Before every action fan reading this throws up her hands in fear and runs screaming, let me assure you that there are enough scenes of the big green guy smashing walls, military equipment, and generally throwing things around to satisfy all of you willing to pay the admission price. After the unfortunate early trailers a number of us saw in which the Hulk appeared glaringly green and almost cardboard cutout-y, the finished product is a lovely surprise. Although I still have a tendency to be unable to lose sight of the CGI-ness of CGI in a live-action movie, the Hulk looks almost alarmingly real.
But this isn’t what the movie is about. Instead, The Hulk rests firmly on the hunched shoulders of Bruce Banner and Betty Ross. Yes, Bruce’s past in the movie is somewhat out-of-cannon, but at least it’s intriguing. By creating Bruce’s sociopathic scientist father–played with teeth-grinding glee by Nick Nolte–and repressing a few of Bruce’s memories, Lee has brought together the ingredients for a truly emotional character study.

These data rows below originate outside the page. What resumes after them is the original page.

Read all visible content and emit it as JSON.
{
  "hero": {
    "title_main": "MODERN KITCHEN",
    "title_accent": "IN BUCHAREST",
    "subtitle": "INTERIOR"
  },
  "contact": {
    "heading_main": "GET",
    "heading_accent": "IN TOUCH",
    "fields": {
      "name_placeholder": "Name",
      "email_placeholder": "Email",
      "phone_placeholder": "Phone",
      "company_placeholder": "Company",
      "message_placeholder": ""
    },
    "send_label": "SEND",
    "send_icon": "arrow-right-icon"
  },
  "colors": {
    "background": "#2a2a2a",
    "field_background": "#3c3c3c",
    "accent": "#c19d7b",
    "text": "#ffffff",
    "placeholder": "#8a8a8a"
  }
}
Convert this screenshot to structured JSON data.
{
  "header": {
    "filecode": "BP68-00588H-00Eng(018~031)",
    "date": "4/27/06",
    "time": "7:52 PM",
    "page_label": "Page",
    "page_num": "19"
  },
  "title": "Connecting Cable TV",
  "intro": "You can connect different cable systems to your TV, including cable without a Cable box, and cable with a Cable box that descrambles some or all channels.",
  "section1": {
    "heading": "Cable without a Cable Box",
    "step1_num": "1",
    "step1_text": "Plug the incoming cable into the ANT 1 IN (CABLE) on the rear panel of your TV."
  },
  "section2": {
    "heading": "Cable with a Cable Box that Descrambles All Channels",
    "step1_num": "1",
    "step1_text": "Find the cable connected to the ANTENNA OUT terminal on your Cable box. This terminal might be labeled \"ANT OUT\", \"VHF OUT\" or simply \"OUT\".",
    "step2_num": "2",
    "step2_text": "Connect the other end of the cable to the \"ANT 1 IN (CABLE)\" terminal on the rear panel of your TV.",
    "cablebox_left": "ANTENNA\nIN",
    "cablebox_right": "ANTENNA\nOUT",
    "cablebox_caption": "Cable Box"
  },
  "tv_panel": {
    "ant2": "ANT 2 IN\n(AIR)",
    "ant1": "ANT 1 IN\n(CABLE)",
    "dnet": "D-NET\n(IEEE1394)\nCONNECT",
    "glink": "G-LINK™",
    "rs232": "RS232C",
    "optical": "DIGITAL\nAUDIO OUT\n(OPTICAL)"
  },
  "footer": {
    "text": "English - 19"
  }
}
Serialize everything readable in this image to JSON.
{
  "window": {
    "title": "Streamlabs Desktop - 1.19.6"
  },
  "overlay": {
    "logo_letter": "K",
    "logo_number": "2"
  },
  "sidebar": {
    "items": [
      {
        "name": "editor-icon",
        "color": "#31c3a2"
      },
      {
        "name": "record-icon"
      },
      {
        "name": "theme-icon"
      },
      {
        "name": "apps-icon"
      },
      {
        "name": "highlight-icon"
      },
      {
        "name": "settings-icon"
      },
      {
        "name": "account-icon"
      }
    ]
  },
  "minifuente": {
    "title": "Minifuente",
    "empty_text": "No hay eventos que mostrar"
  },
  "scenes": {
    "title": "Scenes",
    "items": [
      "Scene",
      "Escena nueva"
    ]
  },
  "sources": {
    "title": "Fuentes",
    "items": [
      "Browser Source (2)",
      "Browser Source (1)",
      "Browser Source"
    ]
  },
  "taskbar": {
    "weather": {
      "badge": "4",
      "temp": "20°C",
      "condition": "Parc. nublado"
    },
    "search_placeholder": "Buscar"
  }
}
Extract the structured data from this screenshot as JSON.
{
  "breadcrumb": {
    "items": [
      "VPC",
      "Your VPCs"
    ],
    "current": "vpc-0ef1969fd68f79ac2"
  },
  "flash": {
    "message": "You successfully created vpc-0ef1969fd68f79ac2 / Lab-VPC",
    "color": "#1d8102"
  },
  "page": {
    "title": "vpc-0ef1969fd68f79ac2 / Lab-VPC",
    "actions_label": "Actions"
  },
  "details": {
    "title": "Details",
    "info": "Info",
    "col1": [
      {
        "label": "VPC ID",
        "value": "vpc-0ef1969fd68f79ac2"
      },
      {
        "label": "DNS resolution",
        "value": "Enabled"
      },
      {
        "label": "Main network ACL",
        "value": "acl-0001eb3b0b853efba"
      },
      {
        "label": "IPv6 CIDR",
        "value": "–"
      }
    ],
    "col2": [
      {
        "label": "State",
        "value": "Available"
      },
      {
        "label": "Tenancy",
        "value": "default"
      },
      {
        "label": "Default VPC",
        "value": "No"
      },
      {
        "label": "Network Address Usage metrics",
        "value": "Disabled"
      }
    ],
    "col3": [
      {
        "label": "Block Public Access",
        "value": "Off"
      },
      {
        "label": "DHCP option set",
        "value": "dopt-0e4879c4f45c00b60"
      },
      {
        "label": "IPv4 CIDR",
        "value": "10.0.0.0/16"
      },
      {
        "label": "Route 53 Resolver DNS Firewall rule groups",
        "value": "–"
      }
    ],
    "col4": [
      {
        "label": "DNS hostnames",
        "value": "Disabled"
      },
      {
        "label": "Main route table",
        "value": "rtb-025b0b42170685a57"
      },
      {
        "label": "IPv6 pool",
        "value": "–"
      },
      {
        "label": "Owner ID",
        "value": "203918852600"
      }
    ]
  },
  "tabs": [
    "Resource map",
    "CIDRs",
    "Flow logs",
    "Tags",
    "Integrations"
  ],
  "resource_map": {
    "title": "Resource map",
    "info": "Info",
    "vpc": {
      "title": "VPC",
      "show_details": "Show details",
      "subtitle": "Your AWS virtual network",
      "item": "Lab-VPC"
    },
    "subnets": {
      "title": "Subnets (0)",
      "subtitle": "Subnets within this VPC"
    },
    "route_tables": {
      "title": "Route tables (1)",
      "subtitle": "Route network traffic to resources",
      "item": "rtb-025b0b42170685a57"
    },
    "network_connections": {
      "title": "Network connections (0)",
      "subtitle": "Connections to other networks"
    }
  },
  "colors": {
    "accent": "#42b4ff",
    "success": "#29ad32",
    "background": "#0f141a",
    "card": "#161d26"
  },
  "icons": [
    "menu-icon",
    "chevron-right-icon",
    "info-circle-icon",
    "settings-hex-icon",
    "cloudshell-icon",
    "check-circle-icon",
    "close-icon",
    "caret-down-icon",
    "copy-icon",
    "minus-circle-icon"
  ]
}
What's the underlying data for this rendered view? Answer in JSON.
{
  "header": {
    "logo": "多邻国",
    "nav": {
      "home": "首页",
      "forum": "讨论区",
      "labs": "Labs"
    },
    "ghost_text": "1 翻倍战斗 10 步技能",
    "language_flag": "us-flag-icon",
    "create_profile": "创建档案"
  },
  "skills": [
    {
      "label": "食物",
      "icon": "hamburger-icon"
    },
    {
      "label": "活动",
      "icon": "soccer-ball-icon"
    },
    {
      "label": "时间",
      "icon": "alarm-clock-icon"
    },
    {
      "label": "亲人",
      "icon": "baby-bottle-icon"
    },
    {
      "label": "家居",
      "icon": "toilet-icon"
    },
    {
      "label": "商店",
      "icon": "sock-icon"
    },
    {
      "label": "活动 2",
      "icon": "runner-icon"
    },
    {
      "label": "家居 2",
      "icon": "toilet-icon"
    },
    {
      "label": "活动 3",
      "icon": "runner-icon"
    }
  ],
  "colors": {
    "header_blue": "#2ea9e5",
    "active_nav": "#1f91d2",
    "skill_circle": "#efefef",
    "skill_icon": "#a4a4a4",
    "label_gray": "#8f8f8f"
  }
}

Jennifer Connelly (Betty) is gorgeous, as usual, and nicely conflicted with her own daddy issues. Nolte is about as over-the-top as it is possible for a person to be, and looks as if he spent the better part of his life on the street–which, thankfully, works for the character. Eric Bana (Bruce) is an oddity–almost too boyish-looking, which only makes his ever-more frequent descents into rage creepier. He is also the emotional heart of the movie, which creates a catch 22. Part of the appeal of the television show’s Hulk was his battle between his rage and his knowledge of what is right, and society’s continued misconception of his actions. In the movie, aside from a few brief moments with Betty, we never see the Hulk’s conflict. It wasn’t clear to me whether Lee’s focus on Banner’s conflict wouldn’t allow for an equal exploration of the Hulk, or whether in the editing of an already two-and-a-half hour long movie key scenes had to be eliminated; it’s a good thing Bana brings to his role an ability to illuminate his internal processes, or there would have been no center for the audience to identify with.
The script is lacking, sometimes expository and sometimes just bland, so it’s lucky that the story is told most effectively and beautifully through the visuals. I’ve heard a number of journalists and critics describe the frequent use of a divided screen as reminiscent of 24, but it’s a technique used here less to show simultaneous action than to give the feel of, well, a comic book. Not merely split, the screen is fractionalized–small boxes appear engulfed in a larger picture, multiple viewpoints are presented, and the camera pulls back through a series of micro to macro shots that manage to translate a flat technique effectively into movement and depth.
While I came out of the theater happier than I expected, The Hulk is a mixed bag. Fundamentally, the story is a grim one, and misses something by making the Hulk more misguided than misunderstood. Although the dialogue was weak, the characters–through a combination of great casting and thoughtful development–and filmic techniques are inspiring. Ultimately, I was left excited more for what this movie could mean for the genre than for the thing itself.